The News Media and Digital Platforms Mandatory Bargaining Code became law in Australia on 2 March. Was there a winner?
Two days before the code was passed in the parliament, on 23 February, the government made five last minute amendments aimed at providing “further clarity to digital platforms and news media businesses about the way the Code is intended to operate.”
Below we take a look at the main changes between the draft code and the final text.
Two of the changes regard the designation of the platform’s services to be included in the code, two are about mediation, and the last one is on differentiation.
When it is preparing to make the designation of a platform or of one of its services, now the Minister must consider whether significant contributions to the sustainability of the news business in Australia have already been made by that platform’s group, through agreements.
The designation of the services to be included in the code was always supposed to happen at a later time. Our sources tell us that the government is now observing the negotiations between platforms and media businesses, and will determine at a later stage if and what to designate.
The original draft provided that the Final Offer Arbitration (FOA) would start immediately if an agreement could not be reached after three months of bargaining. The final law instead establishes that before recourse can be made to the FOA, a period of mediation must occur, of two months, renewable once with the agreement of the parties.
The code always established that the platforms are prohibited to discriminate between news media “participating in the code, or between participants and non-participants.” The last minute amendment reads that “non-differentiation provisions will not be triggered because commercial agreements resulted in different remuneration amounts or commercial outcomes that arose in the course of usual business practices.”
According to our experts, the amended text further confirms that the legislator intention is to compel commercial negotiation, and make use of the code as a backstop, in case a deal cannot be reached by the parties. Indeed, the law’s regulation impact statement specifically says “News media businesses and digital platforms will be incentivised to reach agreements for remuneration for news content on digital platform services.”
The code will be reviewed by Treasury within one year of its commencement to ensure it is delivering outcomes that are consistent with the government’s policy intent.

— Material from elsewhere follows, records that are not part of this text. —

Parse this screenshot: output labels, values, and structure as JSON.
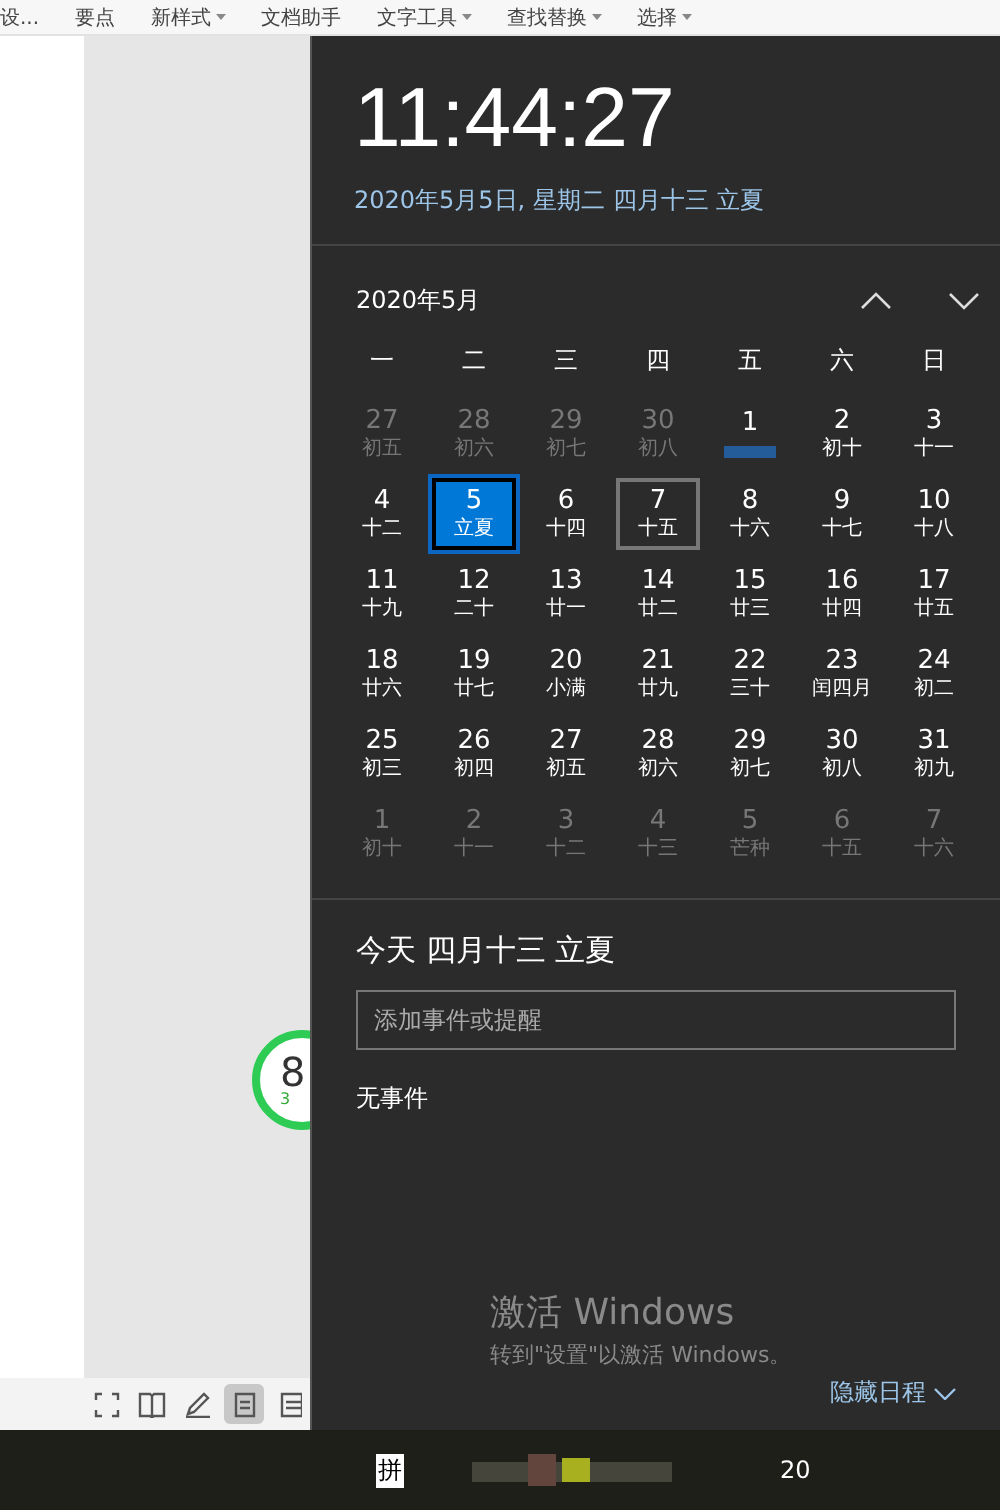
{
  "toolbar": {
    "items": [
      {
        "label": "设...",
        "dropdown": false
      },
      {
        "label": "要点",
        "dropdown": false
      },
      {
        "label": "新样式",
        "dropdown": true
      },
      {
        "label": "文档助手",
        "dropdown": false
      },
      {
        "label": "文字工具",
        "dropdown": true
      },
      {
        "label": "查找替换",
        "dropdown": true
      },
      {
        "label": "选择",
        "dropdown": true
      }
    ]
  },
  "widget": {
    "value": "8",
    "sub": "3"
  },
  "status_bar": {
    "view_buttons": [
      {
        "kind": "fullscreen",
        "selected": false
      },
      {
        "kind": "book",
        "selected": false
      },
      {
        "kind": "pen",
        "selected": false
      },
      {
        "kind": "page",
        "selected": true
      },
      {
        "kind": "outline",
        "selected": false
      }
    ]
  },
  "clock": {
    "time": "11:44:27",
    "date": "2020年5月5日, 星期二 四月十三 立夏"
  },
  "calendar": {
    "month": "2020年5月",
    "weekdays": [
      "一",
      "二",
      "三",
      "四",
      "五",
      "六",
      "日"
    ],
    "weeks": [
      [
        {
          "day": "27",
          "lunar": "初五",
          "in_month": false,
          "selected": false,
          "highlighted": false
        },
        {
          "day": "28",
          "lunar": "初六",
          "in_month": false,
          "selected": false,
          "highlighted": false
        },
        {
          "day": "29",
          "lunar": "初七",
          "in_month": false,
          "selected": false,
          "highlighted": false
        },
        {
          "day": "30",
          "lunar": "初八",
          "in_month": false,
          "selected": false,
          "highlighted": false
        },
        {
          "day": "1",
          "in_month": true,
          "selected": false,
          "highlighted": false
        },
        {
          "day": "2",
          "lunar": "初十",
          "in_month": true,
          "selected": false,
          "highlighted": false
        },
        {
          "day": "3",
          "lunar": "十一",
          "in_month": true,
          "selected": false,
          "highlighted": false
        }
      ],
      [
        {
          "day": "4",
          "lunar": "十二",
          "in_month": true,
          "selected": false,
          "highlighted": false
        },
        {
          "day": "5",
          "lunar": "立夏",
          "in_month": true,
          "selected": true,
          "highlighted": false
        },
        {
          "day": "6",
          "lunar": "十四",
          "in_month": true,
          "selected": false,
          "highlighted": false
        },
        {
          "day": "7",
          "lunar": "十五",
          "in_month": true,
          "selected": false,
          "highlighted": true
        },
        {
          "day": "8",
          "lunar": "十六",
          "in_month": true,
          "selected": false,
          "highlighted": false
        },
        {
          "day": "9",
          "lunar": "十七",
          "in_month": true,
          "selected": false,
          "highlighted": false
        },
        {
          "day": "10",
          "lunar": "十八",
          "in_month": true,
          "selected": false,
          "highlighted": false
        }
      ],
      [
        {
          "day": "11",
          "lunar": "十九",
          "in_month": true,
          "selected": false,
          "highlighted": false
        },
        {
          "day": "12",
          "lunar": "二十",
          "in_month": true,
          "selected": false,
          "highlighted": false
        },
        {
          "day": "13",
          "lunar": "廿一",
          "in_month": true,
          "selected": false,
          "highlighted": false
        },
        {
          "day": "14",
          "lunar": "廿二",
          "in_month": true,
          "selected": false,
          "highlighted": false
        },
        {
          "day": "15",
          "lunar": "廿三",
          "in_month": true,
          "selected": false,
          "highlighted": false
        },
        {
          "day": "16",
          "lunar": "廿四",
          "in_month": true,
          "selected": false,
          "highlighted": false
        },
        {
          "day": "17",
          "lunar": "廿五",
          "in_month": true,
          "selected": false,
          "highlighted": false
        }
      ],
      [
        {
          "day": "18",
          "lunar": "廿六",
          "in_month": true,
          "selected": false,
          "highlighted": false
        },
        {
          "day": "19",
          "lunar": "廿七",
          "in_month": true,
          "selected": false,
          "highlighted": false
        },
        {
          "day": "20",
          "lunar": "小满",
          "in_month": true,
          "selected": false,
          "highlighted": false
        },
        {
          "day": "21",
          "lunar": "廿九",
          "in_month": true,
          "selected": false,
          "highlighted": false
        },
        {
          "day": "22",
          "lunar": "三十",
          "in_month": true,
          "selected": false,
          "highlighted": false
        },
        {
          "day": "23",
          "lunar": "闰四月",
          "in_month": true,
          "selected": false,
          "highlighted": false
        },
        {
          "day": "24",
          "lunar": "初二",
          "in_month": true,
          "selected": false,
          "highlighted": false
        }
      ],
      [
        {
          "day": "25",
          "lunar": "初三",
          "in_month": true,
          "selected": false,
          "highlighted": false
        },
        {
          "day": "26",
          "lunar": "初四",
          "in_month": true,
          "selected": false,
          "highlighted": false
        },
        {
          "day": "27",
          "lunar": "初五",
          "in_month": true,
          "selected": false,
          "highlighted": false
        },
        {
          "day": "28",
          "lunar": "初六",
          "in_month": true,
          "selected": false,
          "highlighted": false
        },
        {
          "day": "29",
          "lunar": "初七",
          "in_month": true,
          "selected": false,
          "highlighted": false
        },
        {
          "day": "30",
          "lunar": "初八",
          "in_month": true,
          "selected": false,
          "highlighted": false
        },
        {
          "day": "31",
          "lunar": "初九",
          "in_month": true,
          "selected": false,
          "highlighted": false
        }
      ],
      [
        {
          "day": "1",
          "lunar": "初十",
          "in_month": false,
          "selected": false,
          "highlighted": false
        },
        {
          "day": "2",
          "lunar": "十一",
          "in_month": false,
          "selected": false,
          "highlighted": false
        },
        {
          "day": "3",
          "lunar": "十二",
          "in_month": false,
          "selected": false,
          "highlighted": false
        },
        {
          "day": "4",
          "lunar": "十三",
          "in_month": false,
          "selected": false,
          "highlighted": false
        },
        {
          "day": "5",
          "lunar": "芒种",
          "in_month": false,
          "selected": false,
          "highlighted": false
        },
        {
          "day": "6",
          "lunar": "十五",
          "in_month": false,
          "selected": false,
          "highlighted": false
        },
        {
          "day": "7",
          "lunar": "十六",
          "in_month": false,
          "selected": false,
          "highlighted": false
        }
      ]
    ]
  },
  "agenda": {
    "heading": "今天 四月十三 立夏",
    "placeholder": "添加事件或提醒",
    "empty_text": "无事件"
  },
  "activation": {
    "title": "激活 Windows",
    "subtitle": "转到\"设置\"以激活 Windows。"
  },
  "hide_agenda": "隐藏日程",
  "taskbar": {
    "ime": "拼",
    "clock": "20"
  }
}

All in all, and looking at the deals that Google and Facebook keep signing with news media in Australia, it seems that the country has reached its declared goal: to “ensure that news media businesses are fairly remunerated for the content they generate.”
For more insight, and a global overview of the world’s reactions to the code, we recommend watching the recording of Columbia’s discussion “Should countries copy the Australian news media code?” Rod Sims, the Chair of Australia’s ACCC and architect of the code, had a discussion with speakers representing competition authorities from around the world, on whether the law could – and should – be replicated in other countries.